And what really pisses me off is that the state goes through so much pain and trouble (they have been undergoing this process now for 1 year) for adoptive children for couples who are so loving and caring and then on the other hand, you have feckless couples punching out kids with gay abandon without a thought. Life is just so not fair..Ok, I know, I know, its just a rant…

Monday, March 19

Actions have consequences

First case from Kashmir.

The police charges are preventing many young men in Indian-administered Kashmir from proceeding with their education or finding work.

"My career is ruined. I cannot seek admission in any college. I cannot get a passport, and worse, I cannot get a government job," said one young man, arrested for throwing stones at police, who did not want to be named.

Then some cases from London.

The Army career of a serving soldier is in ruins after he was locked up for eight months today for buying a stolen guitar during the August disturbances and then trying to sell it on.

Liam Bretherton, 20, was in Manchester city centre at the height of the widespread civil disorder when he paid £20 to a unknown man in the street for the instrument, which had just been looted from a nearby music store Two days later Bretherton, a member of the 7th Parachute Regiment Royal Horse Artillery, went into a music shop in his home town of Leigh, Greater Manchester, and offered them the rare left-handed Les Gibson guitar, valued at nearly £2,000.
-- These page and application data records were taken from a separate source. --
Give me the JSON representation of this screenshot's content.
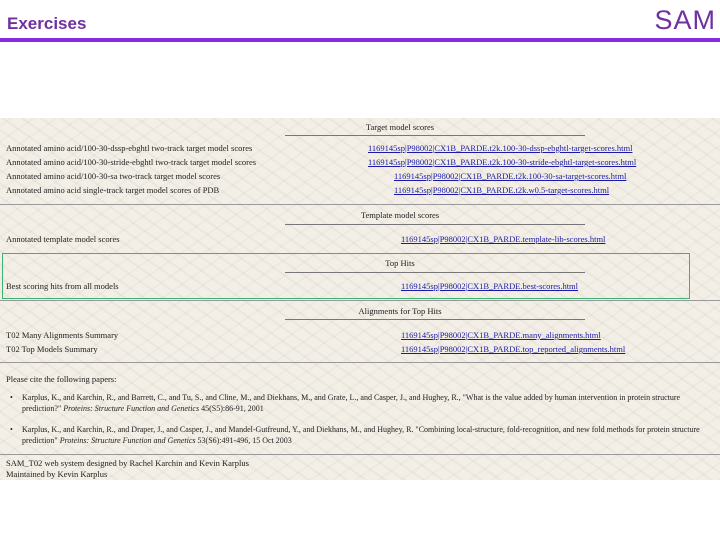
{
  "slide": {
    "title": "Exercises",
    "brand": "SAM"
  },
  "colors": {
    "accent": "#7030a0",
    "highlight_box": "#3cb371",
    "link": "#1a1aa6"
  },
  "webpage": {
    "sections": [
      {
        "heading": "Target model scores",
        "rows": [
          {
            "label": "Annotated amino acid/100-30-dssp-ebghtl two-track target model scores",
            "link": "1169145sp|P98002|CX1B_PARDE.t2k.100-30-dssp-ebghtl-target-scores.html"
          },
          {
            "label": "Annotated amino acid/100-30-stride-ebghtl two-track target model scores",
            "link": "1169145sp|P98002|CX1B_PARDE.t2k.100-30-stride-ebghtl-target-scores.html"
          },
          {
            "label": "Annotated amino acid/100-30-sa two-track target model scores",
            "link": "1169145sp|P98002|CX1B_PARDE.t2k.100-30-sa-target-scores.html"
          },
          {
            "label": "Annotated amino acid single-track target model scores of PDB",
            "link": "1169145sp|P98002|CX1B_PARDE.t2k.w0.5-target-scores.html"
          }
        ]
      },
      {
        "heading": "Template model scores",
        "rows": [
          {
            "label": "Annotated template model scores",
            "link": "1169145sp|P98002|CX1B_PARDE.template-lib-scores.html"
          }
        ]
      },
      {
        "heading": "Top Hits",
        "rows": [
          {
            "label": "Best scoring hits from all models",
            "link": "1169145sp|P98002|CX1B_PARDE.best-scores.html"
          }
        ]
      },
      {
        "heading": "Alignments for Top Hits",
        "rows": [
          {
            "label": "T02 Many Alignments Summary",
            "link": "1169145sp|P98002|CX1B_PARDE.many_alignments.html"
          },
          {
            "label": "T02 Top Models Summary",
            "link": "1169145sp|P98002|CX1B_PARDE.top_reported_alignments.html"
          }
        ]
      }
    ],
    "cite_intro": "Please cite the following papers:",
    "citations": [
      {
        "text": "Karplus, K., and Karchin, R., and Barrett, C., and Tu, S., and Cline, M., and Diekhans, M., and Grate, L., and Casper, J., and Hughey, R., \"What is the value added by human intervention in protein structure prediction?\"",
        "journal": "Proteins: Structure Function and Genetics",
        "tail": "45(S5):86-91, 2001"
      },
      {
        "text": "Karplus, K., and Karchin, R., and Draper, J., and Casper, J., and Mandel-Gutfreund, Y., and Diekhans, M., and Hughey, R. \"Combining local-structure, fold-recognition, and new fold methods for protein structure prediction\"",
        "journal": "Proteins: Structure Function and Genetics",
        "tail": "53(S6):491-496, 15 Oct 2003"
      }
    ],
    "footer_lines": [
      "SAM_T02 web system designed by Rachel Karchin and Kevin Karplus",
      "Maintained by Kevin Karplus"
    ]
  }
}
The shop owner became suspicious, locked the doors and called the police when he confirmed with the other store that it had been taken during a large-scale raid on its premises on August 9. Manchester Crown Court heard Bretherton then appeared "agitated" and "the colour drained from his face" as he said: "I'm in the Army."
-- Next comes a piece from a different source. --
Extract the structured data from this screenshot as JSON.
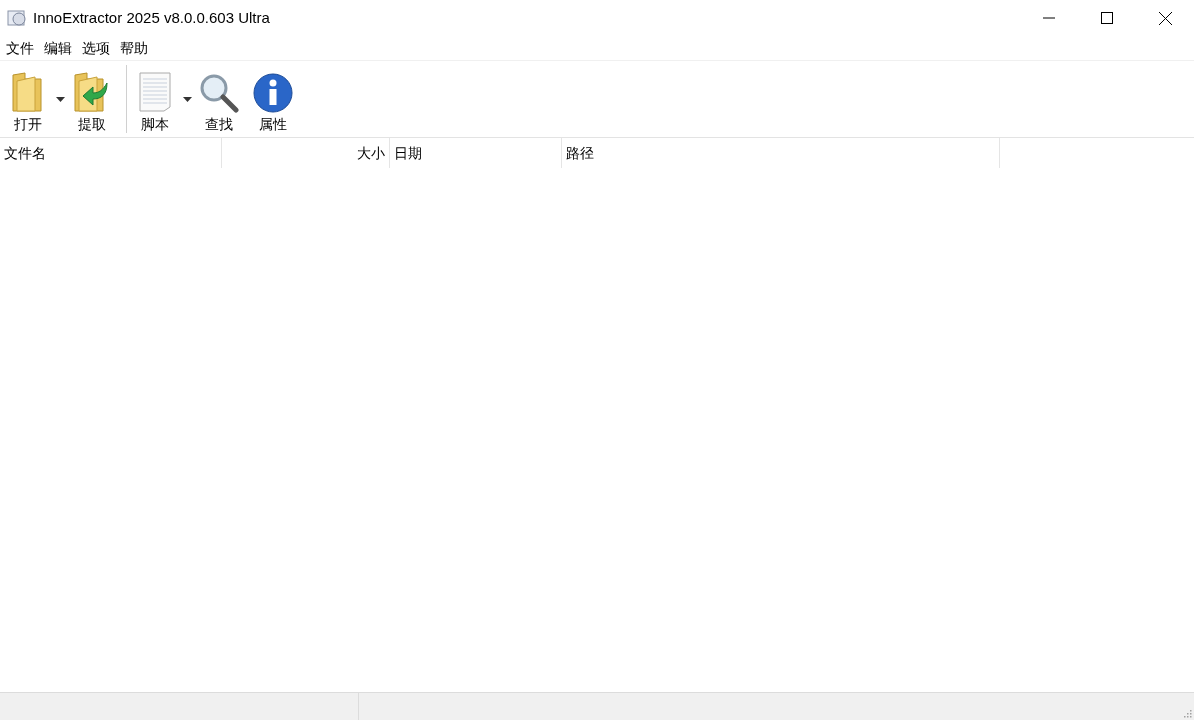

He was arrested and went on to plead guilty to handling stolen goods. His counsel pleaded for a suspended sentence today as any jail term would lead to him being kicked out of the Army, but Judge Anthony Gee QC said he would be "failing in my duty" to impose anything but immediate custody. The judge said: "You have to face the consequences of what you did and what you did amounts to a very serious offence
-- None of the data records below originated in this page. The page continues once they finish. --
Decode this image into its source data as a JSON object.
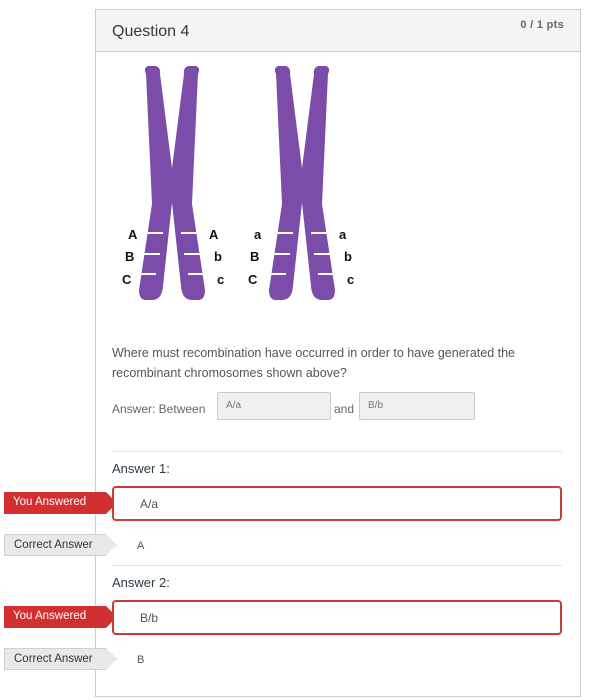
{
  "question": {
    "title": "Question 4",
    "points": "0 / 1 pts",
    "text": "Where must recombination have occurred in order to have generated the recombinant chromosomes shown above?",
    "answer_prefix": "Answer: Between",
    "blank1": "A/a",
    "connector": "and",
    "blank2": "B/b"
  },
  "figure": {
    "chromosome_color": "#7b4ca8",
    "band_color": "#ffffff",
    "chrom1": {
      "left_labels": [
        "A",
        "B",
        "C"
      ],
      "right_labels": [
        "A",
        "b",
        "c"
      ]
    },
    "chrom2": {
      "left_labels": [
        "a",
        "B",
        "C"
      ],
      "right_labels": [
        "a",
        "b",
        "c"
      ]
    }
  },
  "answers": [
    {
      "heading": "Answer 1:",
      "you_answered_label": "You Answered",
      "you_answered": "A/a",
      "correct_label": "Correct Answer",
      "correct": "A"
    },
    {
      "heading": "Answer 2:",
      "you_answered_label": "You Answered",
      "you_answered": "B/b",
      "correct_label": "Correct Answer",
      "correct": "B"
    }
  ],
  "colors": {
    "wrong": "#d22f31",
    "border": "#c7cdd1"
  }
}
Another one

She cited the case of a 17-year-old boy "from a very respectable family, who had never been anywhere near the police before", who was sentenced to 18 months custody by West London youth court after handing himself in to police. The boy in the case, an A-level student who hoped to go to university, had become involved in the looting in Ealing, west London. He entered a cafe, taking two bottles of wine which he passed on to friends; someone then handed him a T-shirt, which he also gave away.

The next day, his parents had marched him to the police station, taking the clothes he had been wearing at the time to show the police. He made a "full and frank" confession, and expressed regret for his actions, said Crichton. "Even the police said how remorseful he was." In court, the defendant produced excellent references from his school and his parents and older brother spoke on his behalf. The boy also addressed the judge directly and pleaded not to go to prison. He admitted that at the time of the offence he had got carried away, and thought what he was doing was funny, rather than criminal.

Crichton said: "He just didn't think about his actions, didn't think about the consequences – but that's what young men are like. It's called growing up."

Sad but yes, you do have to suffer the consequences. These are not children, they are adults, they can vote, they can go into the army, they can get married, they can have benefits, they can make money, they can make mistakes and yes, their actions have consequences. And yes, after this mistake and the consequence, they will grow up. That’s how you learn, you make mistakes, you suffer the consequences and then you grow up.